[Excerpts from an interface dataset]
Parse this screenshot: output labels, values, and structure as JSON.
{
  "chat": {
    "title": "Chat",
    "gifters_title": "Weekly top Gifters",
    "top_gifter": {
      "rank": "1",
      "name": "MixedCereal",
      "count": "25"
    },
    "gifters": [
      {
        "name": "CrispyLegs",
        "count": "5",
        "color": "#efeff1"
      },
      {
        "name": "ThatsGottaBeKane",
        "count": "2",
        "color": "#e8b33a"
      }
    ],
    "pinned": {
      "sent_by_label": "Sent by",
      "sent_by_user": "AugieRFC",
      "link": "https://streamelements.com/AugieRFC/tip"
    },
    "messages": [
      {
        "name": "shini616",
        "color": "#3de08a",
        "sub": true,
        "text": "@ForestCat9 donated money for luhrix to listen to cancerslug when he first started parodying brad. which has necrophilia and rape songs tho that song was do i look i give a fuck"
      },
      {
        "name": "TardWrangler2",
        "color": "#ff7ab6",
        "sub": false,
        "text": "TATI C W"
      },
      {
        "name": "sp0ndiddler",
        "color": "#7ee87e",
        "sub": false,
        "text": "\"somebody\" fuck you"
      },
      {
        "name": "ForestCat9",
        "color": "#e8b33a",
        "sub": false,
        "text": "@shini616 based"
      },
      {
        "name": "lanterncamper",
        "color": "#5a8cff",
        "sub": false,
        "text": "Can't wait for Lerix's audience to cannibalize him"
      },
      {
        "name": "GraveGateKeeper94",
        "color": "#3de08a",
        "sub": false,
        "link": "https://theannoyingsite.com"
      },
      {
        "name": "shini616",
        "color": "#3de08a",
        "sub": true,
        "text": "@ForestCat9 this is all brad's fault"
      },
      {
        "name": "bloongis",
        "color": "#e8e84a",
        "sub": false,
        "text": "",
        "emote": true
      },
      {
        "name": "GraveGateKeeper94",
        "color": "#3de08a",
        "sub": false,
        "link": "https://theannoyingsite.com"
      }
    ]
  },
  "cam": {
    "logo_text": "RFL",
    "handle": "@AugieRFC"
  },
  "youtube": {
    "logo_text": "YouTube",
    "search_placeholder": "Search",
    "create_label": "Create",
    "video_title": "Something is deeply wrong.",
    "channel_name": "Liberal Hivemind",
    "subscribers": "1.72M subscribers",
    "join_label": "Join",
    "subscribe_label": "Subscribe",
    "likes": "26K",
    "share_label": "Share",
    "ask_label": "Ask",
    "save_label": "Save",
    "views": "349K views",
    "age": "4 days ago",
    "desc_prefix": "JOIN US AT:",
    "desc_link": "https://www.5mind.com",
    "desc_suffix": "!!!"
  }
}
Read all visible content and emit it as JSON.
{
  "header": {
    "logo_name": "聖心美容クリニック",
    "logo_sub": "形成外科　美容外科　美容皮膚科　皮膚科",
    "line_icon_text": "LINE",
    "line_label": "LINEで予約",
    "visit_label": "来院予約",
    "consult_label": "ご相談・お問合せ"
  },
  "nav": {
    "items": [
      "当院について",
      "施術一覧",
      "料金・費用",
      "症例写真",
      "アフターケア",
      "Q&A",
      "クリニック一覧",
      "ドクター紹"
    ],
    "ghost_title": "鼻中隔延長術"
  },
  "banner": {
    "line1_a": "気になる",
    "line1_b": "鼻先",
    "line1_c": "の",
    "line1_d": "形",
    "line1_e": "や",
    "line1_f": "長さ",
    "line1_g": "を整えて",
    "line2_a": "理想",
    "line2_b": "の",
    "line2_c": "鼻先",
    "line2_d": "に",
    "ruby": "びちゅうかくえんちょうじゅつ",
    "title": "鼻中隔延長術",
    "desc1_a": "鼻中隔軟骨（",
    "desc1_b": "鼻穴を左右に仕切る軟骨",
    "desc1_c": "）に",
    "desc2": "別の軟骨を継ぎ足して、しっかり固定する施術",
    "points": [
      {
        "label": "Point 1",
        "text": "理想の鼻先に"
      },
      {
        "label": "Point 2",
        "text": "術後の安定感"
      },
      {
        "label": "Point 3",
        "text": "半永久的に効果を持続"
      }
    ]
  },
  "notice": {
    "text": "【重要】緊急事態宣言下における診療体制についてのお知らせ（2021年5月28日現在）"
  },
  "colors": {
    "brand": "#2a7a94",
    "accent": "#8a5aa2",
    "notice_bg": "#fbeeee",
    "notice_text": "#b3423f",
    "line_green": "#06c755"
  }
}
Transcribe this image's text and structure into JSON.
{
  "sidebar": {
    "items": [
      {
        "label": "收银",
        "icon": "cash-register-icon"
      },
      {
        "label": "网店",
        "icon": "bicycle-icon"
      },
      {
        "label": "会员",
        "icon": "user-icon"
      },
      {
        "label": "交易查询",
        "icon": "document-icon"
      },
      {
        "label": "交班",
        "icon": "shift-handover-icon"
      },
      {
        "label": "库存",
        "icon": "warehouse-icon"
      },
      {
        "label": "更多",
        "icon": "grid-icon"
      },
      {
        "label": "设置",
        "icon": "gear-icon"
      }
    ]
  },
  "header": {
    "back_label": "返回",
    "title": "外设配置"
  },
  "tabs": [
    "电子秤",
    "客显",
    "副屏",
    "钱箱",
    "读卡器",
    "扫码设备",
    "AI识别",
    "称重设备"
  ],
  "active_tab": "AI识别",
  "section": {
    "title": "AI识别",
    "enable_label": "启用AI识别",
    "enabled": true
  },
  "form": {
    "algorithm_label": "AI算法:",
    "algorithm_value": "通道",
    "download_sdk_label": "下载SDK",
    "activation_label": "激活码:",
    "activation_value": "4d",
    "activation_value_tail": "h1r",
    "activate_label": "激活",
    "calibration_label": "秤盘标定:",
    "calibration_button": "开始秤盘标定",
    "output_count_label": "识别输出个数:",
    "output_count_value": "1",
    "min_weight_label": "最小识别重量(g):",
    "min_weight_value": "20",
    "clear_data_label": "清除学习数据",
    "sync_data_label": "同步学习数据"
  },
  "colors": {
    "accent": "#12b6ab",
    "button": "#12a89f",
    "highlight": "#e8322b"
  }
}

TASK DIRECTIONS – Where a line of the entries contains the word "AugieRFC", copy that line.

EXERCISE ANSWER –
      "sent_by_user": "AugieRFC",
      "link": "https://streamelements.com/AugieRFC/tip"
    "handle": "@AugieRFC"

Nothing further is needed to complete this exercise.